Others utilize the freemium revenue model, offering free registration and use, with optional, paid, premium services.
That is, online dating sites use the conceptual framework of a "marketplace metaphor" to help people find potential matches, with layouts and functionalities that make it easy to quickly browse and select profiles in a manner similar to how one might browse an online store.
Introduction sites differ from the traditional online dating model, and attracted a large number of users and significant investor interest.
In Eastern Europe, popular sites offer full access to messaging and profiles, but provide additional services for pay, such as prioritizing profile position, removing advertisements, and giving paying users access to a more advanced search engine.
While some sites conduct background checks on members, many do not, resulting in some uncertainty around members' identities.
For instance, some profiles may not represent real humans but rather "bait profiles" placed online by site owners to attract new paying members, or "spam profiles" created by advertisers to market services and products.
Still others rely solely on paid membership subscriptions.
Opinions and usage of online dating services also differ widely.
Profiles created by real humans also have the potential to be problematic.
For example, online dating sites may expose more female members in particular to stalking, fraud, and sexual violence by online predators.
The 2016 Pew Research Center's survey reveals that the usage of online dating sites by American adults increased from 9% in 2013, to 12% in 2015.
Further, during this period, the usage among 18- to 24-year-olds tripled, while that among 55- to 65-year-olds doubled.

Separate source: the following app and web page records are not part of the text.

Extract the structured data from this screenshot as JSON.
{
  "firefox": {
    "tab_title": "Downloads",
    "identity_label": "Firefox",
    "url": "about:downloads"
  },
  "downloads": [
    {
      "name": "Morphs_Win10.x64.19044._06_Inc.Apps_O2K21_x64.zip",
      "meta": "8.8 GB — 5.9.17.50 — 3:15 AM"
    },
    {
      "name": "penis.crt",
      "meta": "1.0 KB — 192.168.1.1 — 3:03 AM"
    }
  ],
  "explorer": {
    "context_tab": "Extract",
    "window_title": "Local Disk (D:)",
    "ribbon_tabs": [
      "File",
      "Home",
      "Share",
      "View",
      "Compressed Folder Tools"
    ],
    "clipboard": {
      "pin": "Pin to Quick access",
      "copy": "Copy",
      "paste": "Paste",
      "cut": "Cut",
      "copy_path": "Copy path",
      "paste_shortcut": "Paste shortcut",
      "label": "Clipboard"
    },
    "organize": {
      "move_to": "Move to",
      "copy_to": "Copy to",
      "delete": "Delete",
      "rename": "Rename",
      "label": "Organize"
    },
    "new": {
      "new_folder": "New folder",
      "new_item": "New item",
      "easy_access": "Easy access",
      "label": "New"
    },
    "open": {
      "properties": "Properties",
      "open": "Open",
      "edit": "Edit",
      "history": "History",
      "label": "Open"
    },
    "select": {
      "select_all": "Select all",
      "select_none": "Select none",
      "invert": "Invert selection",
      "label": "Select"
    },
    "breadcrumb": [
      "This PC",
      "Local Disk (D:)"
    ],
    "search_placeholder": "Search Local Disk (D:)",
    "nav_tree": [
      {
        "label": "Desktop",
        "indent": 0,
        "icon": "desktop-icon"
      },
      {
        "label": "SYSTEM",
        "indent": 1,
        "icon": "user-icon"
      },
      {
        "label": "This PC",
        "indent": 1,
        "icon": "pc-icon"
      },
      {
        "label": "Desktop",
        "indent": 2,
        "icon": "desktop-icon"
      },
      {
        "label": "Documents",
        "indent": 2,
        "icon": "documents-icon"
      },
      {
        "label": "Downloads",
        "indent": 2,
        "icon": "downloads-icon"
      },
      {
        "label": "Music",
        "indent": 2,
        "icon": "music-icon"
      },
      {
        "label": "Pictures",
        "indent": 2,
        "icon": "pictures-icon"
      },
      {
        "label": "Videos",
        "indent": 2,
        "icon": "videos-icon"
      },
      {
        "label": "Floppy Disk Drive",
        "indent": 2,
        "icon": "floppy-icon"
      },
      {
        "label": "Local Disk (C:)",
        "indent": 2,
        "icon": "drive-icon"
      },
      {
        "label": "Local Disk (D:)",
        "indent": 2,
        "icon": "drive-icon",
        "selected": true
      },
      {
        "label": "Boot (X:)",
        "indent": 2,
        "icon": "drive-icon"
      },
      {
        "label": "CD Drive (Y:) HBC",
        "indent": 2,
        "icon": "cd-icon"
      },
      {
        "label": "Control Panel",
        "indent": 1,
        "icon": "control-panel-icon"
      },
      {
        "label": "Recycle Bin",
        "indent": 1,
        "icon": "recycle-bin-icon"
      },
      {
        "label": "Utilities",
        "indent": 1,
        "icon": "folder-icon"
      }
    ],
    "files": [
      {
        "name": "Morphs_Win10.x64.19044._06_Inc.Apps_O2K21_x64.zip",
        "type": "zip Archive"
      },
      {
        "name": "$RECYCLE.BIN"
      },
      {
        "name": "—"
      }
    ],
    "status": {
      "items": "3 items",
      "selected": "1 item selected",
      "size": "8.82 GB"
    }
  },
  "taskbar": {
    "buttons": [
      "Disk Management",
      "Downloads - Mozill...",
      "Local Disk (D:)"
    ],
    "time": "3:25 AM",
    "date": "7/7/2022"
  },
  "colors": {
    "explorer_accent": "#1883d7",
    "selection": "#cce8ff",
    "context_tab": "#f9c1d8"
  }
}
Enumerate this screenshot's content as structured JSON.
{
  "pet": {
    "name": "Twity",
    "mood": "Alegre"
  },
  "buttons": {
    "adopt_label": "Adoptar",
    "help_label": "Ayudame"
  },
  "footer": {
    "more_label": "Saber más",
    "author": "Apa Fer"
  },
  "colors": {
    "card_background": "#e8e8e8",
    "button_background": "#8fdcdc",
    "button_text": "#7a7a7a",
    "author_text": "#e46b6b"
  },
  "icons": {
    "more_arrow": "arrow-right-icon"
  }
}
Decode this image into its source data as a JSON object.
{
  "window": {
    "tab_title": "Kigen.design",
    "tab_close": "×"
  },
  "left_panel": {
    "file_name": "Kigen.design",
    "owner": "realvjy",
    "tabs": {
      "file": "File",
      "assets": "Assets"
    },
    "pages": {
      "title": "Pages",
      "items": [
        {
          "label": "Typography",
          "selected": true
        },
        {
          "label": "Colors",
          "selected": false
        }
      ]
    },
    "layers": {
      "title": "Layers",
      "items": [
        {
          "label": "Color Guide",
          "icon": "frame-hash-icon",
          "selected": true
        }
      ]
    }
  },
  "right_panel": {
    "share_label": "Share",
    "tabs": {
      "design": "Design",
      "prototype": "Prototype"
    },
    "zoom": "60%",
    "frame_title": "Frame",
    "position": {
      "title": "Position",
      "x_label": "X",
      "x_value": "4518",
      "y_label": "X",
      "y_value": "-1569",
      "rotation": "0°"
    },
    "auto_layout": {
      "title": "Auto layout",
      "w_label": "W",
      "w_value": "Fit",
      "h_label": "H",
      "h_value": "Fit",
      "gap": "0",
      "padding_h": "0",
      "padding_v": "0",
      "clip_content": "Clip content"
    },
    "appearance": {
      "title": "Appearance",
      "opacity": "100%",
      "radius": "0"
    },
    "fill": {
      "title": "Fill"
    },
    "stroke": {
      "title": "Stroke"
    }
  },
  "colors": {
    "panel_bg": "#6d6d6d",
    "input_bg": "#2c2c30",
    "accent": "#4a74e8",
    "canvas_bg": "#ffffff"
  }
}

Most services offer digital messaging, while others provide additional services such as webcasts, online chat, telephone chat (VOIP), and message boards.Tags: Adult Dating, affair dating, sex dating